“When we think of what a fully-realized vision looks like, we would want all the colleges and units involved to be comfortable with a certain amount of their time having been either bought out or allocated to this kind of activity.”
A Matter of TrustSalem knows that much of the Center’s mission is predicated on building a trusting, collegial relationship across campus. He is adamant that the Center is composed of people able to cultivate beneficial, productive relationships with project partners, even if it takes time.
“Trust building is so important,” says Salem. “Just like we can’t boil the ocean in terms of teaching and learning, we can’t do that on trust building. We needed to have this semester to do things like the summit and a staff retreat so we can work very democratically. And there are people who have not had the chance to work with us this semester, and we will have to build trust with them. It’s an ongoing challenge, but we’ll overcome it.”
On the Center’s side is what Salem sees as a strong commitment at MSU to teaching and learning.
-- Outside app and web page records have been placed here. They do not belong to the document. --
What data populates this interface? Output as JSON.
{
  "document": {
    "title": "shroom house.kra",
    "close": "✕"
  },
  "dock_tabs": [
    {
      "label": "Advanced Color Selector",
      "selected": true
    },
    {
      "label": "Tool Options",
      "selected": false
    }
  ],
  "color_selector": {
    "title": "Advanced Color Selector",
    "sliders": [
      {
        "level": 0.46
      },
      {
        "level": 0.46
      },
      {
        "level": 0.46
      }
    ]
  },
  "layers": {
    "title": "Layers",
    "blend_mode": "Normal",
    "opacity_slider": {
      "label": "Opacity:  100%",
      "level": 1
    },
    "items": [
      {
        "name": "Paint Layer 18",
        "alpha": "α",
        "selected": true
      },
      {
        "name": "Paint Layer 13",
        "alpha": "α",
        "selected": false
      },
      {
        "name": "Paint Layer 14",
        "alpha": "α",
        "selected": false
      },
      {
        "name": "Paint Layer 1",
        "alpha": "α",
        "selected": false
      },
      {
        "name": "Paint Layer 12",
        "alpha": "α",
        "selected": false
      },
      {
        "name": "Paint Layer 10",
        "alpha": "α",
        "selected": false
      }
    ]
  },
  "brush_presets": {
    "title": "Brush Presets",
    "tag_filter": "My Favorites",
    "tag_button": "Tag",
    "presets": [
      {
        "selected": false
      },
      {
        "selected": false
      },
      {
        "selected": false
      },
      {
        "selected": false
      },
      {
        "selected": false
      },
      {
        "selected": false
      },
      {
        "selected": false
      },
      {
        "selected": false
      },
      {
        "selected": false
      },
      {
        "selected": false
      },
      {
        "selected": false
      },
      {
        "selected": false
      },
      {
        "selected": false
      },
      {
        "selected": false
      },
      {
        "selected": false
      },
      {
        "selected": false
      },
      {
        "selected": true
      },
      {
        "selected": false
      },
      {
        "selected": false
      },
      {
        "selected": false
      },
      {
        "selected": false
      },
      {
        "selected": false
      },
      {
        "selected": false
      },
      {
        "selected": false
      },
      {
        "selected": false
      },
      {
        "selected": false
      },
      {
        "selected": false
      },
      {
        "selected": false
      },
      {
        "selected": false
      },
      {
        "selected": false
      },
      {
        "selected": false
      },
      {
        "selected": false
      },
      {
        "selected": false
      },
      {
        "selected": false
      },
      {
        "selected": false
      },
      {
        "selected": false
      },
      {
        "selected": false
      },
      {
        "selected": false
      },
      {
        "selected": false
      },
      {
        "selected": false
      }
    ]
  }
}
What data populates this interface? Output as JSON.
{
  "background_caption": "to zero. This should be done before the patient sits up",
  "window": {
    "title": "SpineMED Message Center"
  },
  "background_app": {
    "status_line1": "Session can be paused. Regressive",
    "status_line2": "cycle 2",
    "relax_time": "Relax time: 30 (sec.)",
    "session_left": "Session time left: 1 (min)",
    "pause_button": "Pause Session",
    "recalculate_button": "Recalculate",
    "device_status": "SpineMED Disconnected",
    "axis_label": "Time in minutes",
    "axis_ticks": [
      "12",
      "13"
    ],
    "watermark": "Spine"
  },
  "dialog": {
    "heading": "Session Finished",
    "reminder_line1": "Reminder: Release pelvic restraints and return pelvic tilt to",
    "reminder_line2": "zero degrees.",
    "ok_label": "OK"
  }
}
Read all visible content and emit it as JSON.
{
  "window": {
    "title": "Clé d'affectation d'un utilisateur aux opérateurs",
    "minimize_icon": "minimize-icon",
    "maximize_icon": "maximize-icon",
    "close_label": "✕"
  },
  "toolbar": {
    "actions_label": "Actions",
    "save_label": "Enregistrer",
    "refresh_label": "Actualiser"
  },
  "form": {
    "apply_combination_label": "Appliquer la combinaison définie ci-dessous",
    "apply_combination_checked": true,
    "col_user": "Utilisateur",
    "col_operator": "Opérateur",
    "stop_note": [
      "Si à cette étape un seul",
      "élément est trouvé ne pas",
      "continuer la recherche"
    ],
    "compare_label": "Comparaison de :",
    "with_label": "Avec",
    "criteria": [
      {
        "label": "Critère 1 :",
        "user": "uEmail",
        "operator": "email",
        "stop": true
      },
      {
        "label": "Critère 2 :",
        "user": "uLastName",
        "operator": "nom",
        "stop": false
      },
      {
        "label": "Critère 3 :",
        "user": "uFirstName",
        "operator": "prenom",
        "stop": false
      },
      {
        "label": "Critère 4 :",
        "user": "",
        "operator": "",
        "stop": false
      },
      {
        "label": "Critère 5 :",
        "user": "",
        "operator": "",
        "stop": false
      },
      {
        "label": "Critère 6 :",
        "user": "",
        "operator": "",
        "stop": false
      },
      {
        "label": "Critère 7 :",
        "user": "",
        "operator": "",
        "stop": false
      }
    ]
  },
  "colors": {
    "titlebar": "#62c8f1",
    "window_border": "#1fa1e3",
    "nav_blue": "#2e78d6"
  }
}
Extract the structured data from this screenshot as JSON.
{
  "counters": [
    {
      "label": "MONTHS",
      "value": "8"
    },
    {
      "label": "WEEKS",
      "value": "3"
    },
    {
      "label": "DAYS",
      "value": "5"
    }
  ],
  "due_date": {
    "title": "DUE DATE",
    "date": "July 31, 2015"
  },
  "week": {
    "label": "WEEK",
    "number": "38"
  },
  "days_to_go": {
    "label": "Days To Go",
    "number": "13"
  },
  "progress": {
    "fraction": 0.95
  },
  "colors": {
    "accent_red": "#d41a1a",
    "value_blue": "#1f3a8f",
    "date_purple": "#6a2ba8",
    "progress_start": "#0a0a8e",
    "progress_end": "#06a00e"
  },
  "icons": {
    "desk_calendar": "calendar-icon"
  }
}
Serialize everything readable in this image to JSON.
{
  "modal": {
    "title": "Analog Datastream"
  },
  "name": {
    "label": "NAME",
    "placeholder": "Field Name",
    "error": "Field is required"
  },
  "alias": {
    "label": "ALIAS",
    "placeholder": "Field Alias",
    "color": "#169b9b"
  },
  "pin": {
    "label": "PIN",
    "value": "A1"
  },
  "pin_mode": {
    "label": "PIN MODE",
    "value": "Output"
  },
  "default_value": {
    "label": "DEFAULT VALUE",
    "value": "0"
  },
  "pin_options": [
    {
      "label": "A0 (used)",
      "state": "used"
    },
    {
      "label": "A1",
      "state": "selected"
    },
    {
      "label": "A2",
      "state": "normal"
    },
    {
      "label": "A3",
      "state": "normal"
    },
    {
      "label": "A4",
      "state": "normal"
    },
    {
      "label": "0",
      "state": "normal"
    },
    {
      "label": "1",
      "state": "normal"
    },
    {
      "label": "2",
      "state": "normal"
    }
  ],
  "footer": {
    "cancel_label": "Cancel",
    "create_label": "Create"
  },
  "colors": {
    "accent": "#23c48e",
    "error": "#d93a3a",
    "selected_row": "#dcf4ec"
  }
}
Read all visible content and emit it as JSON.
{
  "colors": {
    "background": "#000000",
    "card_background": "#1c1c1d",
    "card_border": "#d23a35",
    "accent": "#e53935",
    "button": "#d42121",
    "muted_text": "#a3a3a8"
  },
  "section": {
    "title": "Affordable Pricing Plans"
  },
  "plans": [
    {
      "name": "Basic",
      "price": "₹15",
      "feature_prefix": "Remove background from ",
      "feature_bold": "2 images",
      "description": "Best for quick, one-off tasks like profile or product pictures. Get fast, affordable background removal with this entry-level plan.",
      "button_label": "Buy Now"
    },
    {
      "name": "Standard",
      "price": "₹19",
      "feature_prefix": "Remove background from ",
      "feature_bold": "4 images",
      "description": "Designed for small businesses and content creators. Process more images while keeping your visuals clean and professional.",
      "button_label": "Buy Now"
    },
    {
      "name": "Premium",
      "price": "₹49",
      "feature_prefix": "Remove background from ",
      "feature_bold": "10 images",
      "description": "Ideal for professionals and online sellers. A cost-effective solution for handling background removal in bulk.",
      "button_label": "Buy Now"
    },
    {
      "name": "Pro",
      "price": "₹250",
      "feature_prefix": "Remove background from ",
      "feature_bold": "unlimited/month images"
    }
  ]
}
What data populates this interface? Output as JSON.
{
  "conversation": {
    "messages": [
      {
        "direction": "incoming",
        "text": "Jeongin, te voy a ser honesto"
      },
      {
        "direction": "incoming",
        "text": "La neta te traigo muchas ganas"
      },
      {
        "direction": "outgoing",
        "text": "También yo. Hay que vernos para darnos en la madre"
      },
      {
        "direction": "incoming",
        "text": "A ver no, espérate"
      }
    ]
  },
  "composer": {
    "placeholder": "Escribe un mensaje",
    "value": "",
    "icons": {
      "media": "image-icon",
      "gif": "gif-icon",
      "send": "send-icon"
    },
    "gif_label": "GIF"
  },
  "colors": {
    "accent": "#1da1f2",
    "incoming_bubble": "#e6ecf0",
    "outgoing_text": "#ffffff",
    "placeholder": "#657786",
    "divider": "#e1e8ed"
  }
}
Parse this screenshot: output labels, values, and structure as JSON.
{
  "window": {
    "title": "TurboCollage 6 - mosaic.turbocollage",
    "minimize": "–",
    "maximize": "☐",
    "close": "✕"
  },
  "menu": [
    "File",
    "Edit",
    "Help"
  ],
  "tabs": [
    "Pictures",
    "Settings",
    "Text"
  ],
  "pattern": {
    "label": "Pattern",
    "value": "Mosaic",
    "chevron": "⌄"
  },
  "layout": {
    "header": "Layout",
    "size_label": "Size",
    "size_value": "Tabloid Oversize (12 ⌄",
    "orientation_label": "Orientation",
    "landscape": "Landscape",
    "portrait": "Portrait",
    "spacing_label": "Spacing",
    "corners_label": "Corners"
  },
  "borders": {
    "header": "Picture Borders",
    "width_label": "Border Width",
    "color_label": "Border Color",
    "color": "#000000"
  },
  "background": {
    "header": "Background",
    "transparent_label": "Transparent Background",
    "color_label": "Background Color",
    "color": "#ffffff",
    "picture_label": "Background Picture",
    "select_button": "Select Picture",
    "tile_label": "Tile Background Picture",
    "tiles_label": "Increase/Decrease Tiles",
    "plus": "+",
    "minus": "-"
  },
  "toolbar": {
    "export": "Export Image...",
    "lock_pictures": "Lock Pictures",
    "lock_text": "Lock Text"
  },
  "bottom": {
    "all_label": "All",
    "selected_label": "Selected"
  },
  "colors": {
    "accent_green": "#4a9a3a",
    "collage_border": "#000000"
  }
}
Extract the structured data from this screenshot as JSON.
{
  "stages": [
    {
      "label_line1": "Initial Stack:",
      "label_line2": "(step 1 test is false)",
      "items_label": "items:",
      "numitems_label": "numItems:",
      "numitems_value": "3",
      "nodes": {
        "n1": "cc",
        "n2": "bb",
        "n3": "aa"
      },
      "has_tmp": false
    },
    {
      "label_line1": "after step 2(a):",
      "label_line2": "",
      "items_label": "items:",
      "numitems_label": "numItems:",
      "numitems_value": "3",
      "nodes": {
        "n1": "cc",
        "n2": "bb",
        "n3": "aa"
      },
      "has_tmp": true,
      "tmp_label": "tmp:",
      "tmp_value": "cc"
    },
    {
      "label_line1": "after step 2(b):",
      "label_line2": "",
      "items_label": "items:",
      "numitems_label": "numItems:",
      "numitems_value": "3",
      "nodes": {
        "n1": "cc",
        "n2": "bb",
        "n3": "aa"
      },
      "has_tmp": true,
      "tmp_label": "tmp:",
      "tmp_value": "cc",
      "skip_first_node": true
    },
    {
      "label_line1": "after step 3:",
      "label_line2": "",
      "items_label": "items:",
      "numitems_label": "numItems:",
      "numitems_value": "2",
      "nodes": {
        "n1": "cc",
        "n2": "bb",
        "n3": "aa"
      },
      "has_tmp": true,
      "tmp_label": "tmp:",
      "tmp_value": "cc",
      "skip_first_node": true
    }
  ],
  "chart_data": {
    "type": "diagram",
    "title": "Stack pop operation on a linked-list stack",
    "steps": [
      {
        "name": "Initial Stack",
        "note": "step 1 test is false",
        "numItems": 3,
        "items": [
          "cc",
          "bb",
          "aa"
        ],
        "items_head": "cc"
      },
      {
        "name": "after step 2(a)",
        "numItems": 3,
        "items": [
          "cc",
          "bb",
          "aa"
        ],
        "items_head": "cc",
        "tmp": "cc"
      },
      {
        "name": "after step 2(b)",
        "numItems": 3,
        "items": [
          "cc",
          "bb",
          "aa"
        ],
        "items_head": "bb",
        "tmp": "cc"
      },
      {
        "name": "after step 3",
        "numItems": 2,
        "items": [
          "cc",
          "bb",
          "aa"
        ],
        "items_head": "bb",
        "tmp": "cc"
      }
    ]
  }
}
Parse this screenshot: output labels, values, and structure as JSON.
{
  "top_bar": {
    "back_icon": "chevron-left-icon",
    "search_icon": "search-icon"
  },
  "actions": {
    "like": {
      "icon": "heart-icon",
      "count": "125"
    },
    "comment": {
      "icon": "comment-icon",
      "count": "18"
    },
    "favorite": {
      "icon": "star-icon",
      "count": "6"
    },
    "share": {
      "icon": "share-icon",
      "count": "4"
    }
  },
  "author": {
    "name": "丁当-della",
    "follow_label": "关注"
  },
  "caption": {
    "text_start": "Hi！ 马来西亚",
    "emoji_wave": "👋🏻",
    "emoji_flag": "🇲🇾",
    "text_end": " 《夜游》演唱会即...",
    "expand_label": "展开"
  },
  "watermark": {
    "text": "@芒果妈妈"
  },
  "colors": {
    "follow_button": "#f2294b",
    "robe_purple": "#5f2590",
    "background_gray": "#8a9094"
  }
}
He is optimistic that the passion and expertise amongst MSU’s educators will be activated through the network the Center is building. As people work with the Center, word of mouth about its approach and usefulness will travel.
“The Center is populated with truly excellent colleagues,” says Salem. “And MSU is populated by people who aspire to be great teachers. Some people have different priorities, but I think everyone wants to be a good teacher. I go to all the faculty governance meetings now, and much of the discussion is around the classroom,” he says. “I find most of the faculty wanting to be flexible and student-focused. Even in the pandemic, when one could have an easily understandable response about worrying about oneself, I hear a lot of empathy, concern and student equity and success.”
Salem says he is excited to keep the Spartan community in the loop as the Center’s vision becomes more concrete, and welcomes input from colleagues across campus.